September2 2020 - Page 18

TREATMENT SHIFTING SANDS The increasing numbers of GPs caring for opioid users through the ’90s and providing oral methadone – and later buprenorphine – had the effect of encouraging NHS specialist clinics to either further entrench their personal view of treatment, or to embrace the opportunity to work with GPs. And, increasingly, specialist support was being provided by consultants and their teams. I could cite examples of entrenched non-prescribing clinics by name, but it’s not my intention to recriminate about things done in years gone by. I don’t, however, extend that same tolerance to today’s treatment policy in England, because we clearly have yet to learn the lesson that all valid treatments must be available. In the third part of ‘Doctor Wars’, Bill Nelles looks at the advent of the NTA – and what came after As we moved towards 2000, these shafts of progressive light coincided with the interest in patient advocacy being shown by Whitehall. Ostensibly a patient advice liaison service (PALS) was to be set up in hospitals and other NHS services to help patients negotiate the system, and even make complaints. The initiative started with John Major but was made more powerful by the incoming Labour government under Tony Blair.
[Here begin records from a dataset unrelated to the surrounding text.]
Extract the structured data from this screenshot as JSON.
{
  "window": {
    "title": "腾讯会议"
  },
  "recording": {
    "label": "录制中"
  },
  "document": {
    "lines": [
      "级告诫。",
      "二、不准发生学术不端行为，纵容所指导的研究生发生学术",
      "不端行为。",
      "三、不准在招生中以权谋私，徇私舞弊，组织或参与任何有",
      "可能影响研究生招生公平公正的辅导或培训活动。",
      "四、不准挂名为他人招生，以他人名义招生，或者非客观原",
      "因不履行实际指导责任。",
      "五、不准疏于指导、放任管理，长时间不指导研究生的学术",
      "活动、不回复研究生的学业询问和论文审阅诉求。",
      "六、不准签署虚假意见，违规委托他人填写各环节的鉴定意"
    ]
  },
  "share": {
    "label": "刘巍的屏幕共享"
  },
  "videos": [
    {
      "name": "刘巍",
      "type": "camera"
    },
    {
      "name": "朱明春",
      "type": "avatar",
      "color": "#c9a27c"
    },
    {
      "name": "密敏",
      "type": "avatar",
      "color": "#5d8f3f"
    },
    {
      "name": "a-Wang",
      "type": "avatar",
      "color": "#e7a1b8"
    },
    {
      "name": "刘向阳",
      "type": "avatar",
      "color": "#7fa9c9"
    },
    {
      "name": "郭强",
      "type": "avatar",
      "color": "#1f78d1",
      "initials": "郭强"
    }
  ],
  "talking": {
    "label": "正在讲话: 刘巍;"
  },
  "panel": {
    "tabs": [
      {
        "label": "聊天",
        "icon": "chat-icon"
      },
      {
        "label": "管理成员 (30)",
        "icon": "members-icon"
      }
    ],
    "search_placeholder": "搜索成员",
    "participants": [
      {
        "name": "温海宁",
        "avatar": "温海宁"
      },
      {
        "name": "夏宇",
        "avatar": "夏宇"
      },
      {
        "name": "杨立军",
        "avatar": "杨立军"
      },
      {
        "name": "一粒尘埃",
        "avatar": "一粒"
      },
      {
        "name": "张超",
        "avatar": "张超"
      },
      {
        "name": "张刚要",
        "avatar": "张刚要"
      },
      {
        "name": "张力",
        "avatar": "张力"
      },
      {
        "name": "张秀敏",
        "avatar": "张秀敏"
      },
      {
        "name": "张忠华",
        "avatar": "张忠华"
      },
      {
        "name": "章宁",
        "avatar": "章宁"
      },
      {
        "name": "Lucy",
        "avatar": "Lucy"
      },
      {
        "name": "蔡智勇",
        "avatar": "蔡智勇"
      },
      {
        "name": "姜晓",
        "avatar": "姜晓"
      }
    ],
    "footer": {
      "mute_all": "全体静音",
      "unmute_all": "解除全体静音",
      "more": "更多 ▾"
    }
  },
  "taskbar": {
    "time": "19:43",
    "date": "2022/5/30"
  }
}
Some of us couldn’t see how such PALS services could assist drug users, but we were also fortunate to have Mike Trace as deputy drug tsar – he would advance the goal of patient support and advocacy for ‘service users’, as we came to be called. Many doctors and consultants were particularly helpful to us. Dr Clare Gerada was the medical lead for drug treatment in the late ’90s at the Department of Health. She was instrumental in the birth of the Methadone Alliance, authorising our first grant of £9,000 to start our helpline. Professor John Strang also listened to our case and supported us, and Dr Chris Ford, one of the first ‘GPwSIs’ (a GP with a special interest in treating drug users) joined our board because we took being an alliance between people in treatment and their treatment providers very seriously. The next big change was the advent of the National Treatment Agency for Substance Misuse (NTA), with a feisty and pragmatic chief executive, Paul Hayes. Mike Trace, Annette Dale-Perera, and Dr Emily Finch also joined the NTA – not everything was perfect but they ensured that the care being provided increasingly followed what was now being called ‘evidence-based medicine’. There was criticism of the NTA for its crime prevention approach and I wasn’t enthused to begin with, but I preferred people getting treatment rather than prison. But the NTA negotiated and invested large funding increases that improved treatment services – by 2008 they had doubled the number of people receiving treatment services to 2m. For the first time there were clear quality standards, more flexible clinical guidelines and good practice protocols for the treatment field. The NTA was not just about methadone and prescribing approaches – it spent much time and energy encouraging and highlighting residential services as well as focusing on family support and abstinence groups for people moving off medication. In case you feel that I only bang on about medical treatments, let me say that I am particularly supportive of high-quality residential treatment, especially when one’s life is in a real mess, as mine was in 1981. Phoenix House in South London provided me with enormous help, support, and housing. But therapy on its own wasn’t enough for me, and I described in my last article the reason why I returned to methadone and found my own pathway to stability and self-worth. But entry must be governed by patient choice, and a safety net must exist to provide a swift return to prescribing approaches so that people do not return to using the poison increasingly dominating our streets. Ensuring close communication between such services would certainly deserve ‘payment by results’. We all know there is no magic treatment that works for everyone, and that all the evidence-based treatments should be quickly available in every locality. NTA CHAMPIONS, from the left: Mike Trace, Dr Clare Gerada, Professor John Strang, Dr Chris Ford, Paul Hayes, Annette Dale- Perera, Dr Emily Finch cocoparisienne/pixabay 18 • DRINK AND DRUGS NEWS • SEPTEMBER 2020 WWW.DRINKANDDRUGSNEWS.COM